This is an investment-grade corporate bond fund using a ‘lighter green’ approach. The manager seeks companies aiming to make a positive impact, as well as excluding those in industries such as alcohol, gambling and pornography.
The main attraction of this fund is that it is managed by the experienced Eric Holt and his team. They are willing to look for opportunities off the beaten track, in areas under-researched by other investors. The fund is currently biased towards bonds issued by financial companies and those that provide the bondholder a claim on the company’s assets in the event it's unable to repay its debts.
The fund outperformed its benchmark over the past year. Recent purchases include bonds issued by social housing association London & Quadrant and United Utilities, the water company. Please note the fund also invests in higher-risk high yield bonds.
This fund invests in shares and bonds issued by UK companies of all sizes with the aim to generate an attractive level of income. We consider it to have a ‘dark green’ approach.
Catherine Stanley combines her views on the economy and individual businesses to build a portfolio capable of generating income over the long term. Companies that derive a significant proportion of their income from gambling, pornography, tobacco or weapons are omitted from her investment universe.

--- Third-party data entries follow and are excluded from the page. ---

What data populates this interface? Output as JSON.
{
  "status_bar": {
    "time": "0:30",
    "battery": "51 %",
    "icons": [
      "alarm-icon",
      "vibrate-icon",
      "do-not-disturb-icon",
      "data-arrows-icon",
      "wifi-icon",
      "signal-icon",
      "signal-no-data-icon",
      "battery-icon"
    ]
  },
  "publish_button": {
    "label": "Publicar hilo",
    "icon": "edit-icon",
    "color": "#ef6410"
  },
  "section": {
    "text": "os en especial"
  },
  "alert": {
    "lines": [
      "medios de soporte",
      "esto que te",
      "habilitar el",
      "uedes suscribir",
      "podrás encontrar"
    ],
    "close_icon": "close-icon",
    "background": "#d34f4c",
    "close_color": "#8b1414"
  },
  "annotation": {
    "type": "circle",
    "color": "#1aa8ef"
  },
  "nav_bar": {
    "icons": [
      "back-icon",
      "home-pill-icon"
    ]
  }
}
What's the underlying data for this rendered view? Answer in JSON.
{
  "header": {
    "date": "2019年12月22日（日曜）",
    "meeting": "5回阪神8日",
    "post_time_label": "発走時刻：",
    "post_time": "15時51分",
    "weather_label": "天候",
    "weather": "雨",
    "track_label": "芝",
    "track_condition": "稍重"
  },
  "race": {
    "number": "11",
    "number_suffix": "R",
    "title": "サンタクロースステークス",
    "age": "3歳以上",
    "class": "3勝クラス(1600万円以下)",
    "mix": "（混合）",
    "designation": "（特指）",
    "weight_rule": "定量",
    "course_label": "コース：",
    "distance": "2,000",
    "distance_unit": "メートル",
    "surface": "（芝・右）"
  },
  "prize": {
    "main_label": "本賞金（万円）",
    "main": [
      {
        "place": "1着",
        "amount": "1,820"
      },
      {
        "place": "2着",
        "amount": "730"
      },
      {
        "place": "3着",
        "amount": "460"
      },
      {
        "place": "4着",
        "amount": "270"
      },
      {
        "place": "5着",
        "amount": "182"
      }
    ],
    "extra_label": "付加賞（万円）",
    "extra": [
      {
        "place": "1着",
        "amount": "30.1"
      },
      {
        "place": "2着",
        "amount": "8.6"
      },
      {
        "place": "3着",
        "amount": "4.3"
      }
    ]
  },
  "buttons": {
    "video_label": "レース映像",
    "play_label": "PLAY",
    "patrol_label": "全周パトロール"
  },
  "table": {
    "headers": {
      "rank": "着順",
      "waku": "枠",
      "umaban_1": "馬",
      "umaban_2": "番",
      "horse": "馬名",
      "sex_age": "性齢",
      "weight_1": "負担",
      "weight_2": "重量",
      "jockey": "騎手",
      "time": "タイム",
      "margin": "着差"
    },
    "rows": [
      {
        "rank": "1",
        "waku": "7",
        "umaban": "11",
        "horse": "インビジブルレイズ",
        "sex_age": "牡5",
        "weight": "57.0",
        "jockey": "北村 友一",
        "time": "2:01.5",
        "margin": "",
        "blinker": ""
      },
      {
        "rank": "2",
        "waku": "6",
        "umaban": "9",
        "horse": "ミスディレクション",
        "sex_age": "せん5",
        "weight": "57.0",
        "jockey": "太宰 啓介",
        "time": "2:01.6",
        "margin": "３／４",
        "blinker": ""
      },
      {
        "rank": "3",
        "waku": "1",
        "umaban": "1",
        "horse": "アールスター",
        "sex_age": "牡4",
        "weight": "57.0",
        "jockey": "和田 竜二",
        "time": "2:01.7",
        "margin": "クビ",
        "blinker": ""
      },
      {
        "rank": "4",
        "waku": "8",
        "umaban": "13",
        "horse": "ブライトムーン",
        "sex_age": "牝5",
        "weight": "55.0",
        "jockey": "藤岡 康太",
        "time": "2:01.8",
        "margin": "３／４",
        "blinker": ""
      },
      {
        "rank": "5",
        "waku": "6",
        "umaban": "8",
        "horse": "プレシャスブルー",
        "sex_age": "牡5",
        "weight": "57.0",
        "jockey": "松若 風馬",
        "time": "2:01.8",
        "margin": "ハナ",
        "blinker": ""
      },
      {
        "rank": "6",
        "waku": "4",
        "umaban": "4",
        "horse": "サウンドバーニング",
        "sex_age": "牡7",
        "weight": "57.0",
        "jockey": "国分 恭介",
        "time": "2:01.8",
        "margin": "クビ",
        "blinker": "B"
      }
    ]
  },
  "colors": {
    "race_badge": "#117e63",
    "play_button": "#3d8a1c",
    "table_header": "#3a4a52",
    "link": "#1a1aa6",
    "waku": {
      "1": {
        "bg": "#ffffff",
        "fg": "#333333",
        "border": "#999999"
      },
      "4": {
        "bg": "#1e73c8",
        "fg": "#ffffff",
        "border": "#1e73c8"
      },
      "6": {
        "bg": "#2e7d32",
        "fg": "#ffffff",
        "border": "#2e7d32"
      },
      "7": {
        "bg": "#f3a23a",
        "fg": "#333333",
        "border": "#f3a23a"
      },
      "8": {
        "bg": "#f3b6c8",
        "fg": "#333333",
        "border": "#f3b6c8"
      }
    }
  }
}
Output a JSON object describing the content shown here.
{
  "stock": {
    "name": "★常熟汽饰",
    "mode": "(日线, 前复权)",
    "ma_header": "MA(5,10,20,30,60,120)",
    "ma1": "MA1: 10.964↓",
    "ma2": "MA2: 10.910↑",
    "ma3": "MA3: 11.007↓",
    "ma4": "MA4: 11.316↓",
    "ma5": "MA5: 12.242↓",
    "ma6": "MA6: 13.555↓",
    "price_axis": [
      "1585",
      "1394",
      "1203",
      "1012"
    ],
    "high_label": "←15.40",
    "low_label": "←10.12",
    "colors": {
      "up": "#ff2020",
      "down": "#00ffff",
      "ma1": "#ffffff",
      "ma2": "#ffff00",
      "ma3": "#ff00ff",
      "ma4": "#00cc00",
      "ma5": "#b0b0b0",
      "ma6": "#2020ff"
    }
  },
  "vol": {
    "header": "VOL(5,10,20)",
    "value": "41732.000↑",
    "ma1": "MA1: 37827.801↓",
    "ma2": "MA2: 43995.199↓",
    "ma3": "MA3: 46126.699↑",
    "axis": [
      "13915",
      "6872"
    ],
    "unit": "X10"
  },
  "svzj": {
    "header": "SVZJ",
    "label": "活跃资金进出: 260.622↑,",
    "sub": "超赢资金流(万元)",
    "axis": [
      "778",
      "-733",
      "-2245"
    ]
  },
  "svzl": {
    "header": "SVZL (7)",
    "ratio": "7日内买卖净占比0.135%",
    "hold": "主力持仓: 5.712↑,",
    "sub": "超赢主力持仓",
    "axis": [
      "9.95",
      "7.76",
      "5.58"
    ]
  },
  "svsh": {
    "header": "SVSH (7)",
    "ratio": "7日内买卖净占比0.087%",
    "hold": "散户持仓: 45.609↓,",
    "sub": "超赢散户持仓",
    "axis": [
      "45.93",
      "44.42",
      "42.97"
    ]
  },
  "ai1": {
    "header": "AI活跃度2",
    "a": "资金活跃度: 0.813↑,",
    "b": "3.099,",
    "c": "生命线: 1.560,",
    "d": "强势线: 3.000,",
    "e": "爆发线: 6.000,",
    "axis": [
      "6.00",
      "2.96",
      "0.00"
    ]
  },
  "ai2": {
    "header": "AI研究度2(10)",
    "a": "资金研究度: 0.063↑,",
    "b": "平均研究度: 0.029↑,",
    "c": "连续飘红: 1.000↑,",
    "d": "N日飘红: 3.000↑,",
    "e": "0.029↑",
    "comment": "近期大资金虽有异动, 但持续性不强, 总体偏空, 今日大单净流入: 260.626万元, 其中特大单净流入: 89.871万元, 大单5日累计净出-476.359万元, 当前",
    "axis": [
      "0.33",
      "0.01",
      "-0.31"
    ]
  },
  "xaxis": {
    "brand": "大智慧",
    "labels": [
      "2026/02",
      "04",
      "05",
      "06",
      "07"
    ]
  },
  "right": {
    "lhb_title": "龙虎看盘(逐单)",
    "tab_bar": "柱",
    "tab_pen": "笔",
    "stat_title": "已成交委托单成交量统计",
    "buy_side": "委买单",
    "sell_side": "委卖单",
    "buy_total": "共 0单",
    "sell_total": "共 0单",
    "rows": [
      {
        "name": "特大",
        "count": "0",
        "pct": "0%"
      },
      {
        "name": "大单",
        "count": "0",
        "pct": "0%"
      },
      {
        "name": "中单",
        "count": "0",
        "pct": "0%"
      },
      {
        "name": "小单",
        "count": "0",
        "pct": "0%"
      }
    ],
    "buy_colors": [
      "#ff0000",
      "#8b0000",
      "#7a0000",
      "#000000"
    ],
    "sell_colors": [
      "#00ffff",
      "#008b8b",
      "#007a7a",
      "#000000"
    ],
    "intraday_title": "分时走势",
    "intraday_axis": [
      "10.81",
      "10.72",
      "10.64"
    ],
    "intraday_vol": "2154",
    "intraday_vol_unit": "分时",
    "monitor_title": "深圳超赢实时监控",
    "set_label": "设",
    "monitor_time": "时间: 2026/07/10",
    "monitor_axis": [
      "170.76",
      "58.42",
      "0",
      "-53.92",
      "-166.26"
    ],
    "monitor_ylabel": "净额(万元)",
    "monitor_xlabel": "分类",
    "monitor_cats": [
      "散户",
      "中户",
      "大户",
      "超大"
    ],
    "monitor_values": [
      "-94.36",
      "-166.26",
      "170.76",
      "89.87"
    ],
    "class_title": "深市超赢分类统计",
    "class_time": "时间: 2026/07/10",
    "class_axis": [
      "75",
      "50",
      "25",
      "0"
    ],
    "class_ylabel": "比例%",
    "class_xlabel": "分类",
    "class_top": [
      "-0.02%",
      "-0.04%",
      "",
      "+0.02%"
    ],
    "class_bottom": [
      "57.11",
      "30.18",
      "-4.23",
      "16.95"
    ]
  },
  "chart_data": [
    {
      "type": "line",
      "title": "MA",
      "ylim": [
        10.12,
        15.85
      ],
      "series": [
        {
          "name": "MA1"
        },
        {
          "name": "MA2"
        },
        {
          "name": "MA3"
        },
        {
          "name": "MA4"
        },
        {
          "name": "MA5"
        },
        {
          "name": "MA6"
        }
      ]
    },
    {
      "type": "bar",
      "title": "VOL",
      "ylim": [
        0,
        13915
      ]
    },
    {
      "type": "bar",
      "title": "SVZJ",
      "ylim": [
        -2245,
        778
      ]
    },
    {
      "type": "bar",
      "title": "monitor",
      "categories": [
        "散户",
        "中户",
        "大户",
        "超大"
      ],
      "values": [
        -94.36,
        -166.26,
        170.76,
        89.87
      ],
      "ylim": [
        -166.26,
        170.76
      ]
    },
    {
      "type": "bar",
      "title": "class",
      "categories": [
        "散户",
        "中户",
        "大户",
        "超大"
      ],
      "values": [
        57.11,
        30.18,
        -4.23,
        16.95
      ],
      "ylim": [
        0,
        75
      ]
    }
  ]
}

Our analysis suggests the fund’s bias towards higher-risk small and medium-sized companies has helped performance, but the fund has only marginally outperformed the broader UK stock market over the manager’s 9-year tenure.
Please note the research updates are not personal recommendations to trade. If you are unsure of the suitability of an investment for your circumstances please seek advice. Remember all investments can fall as well as rise in value so investors could get back less than they invest.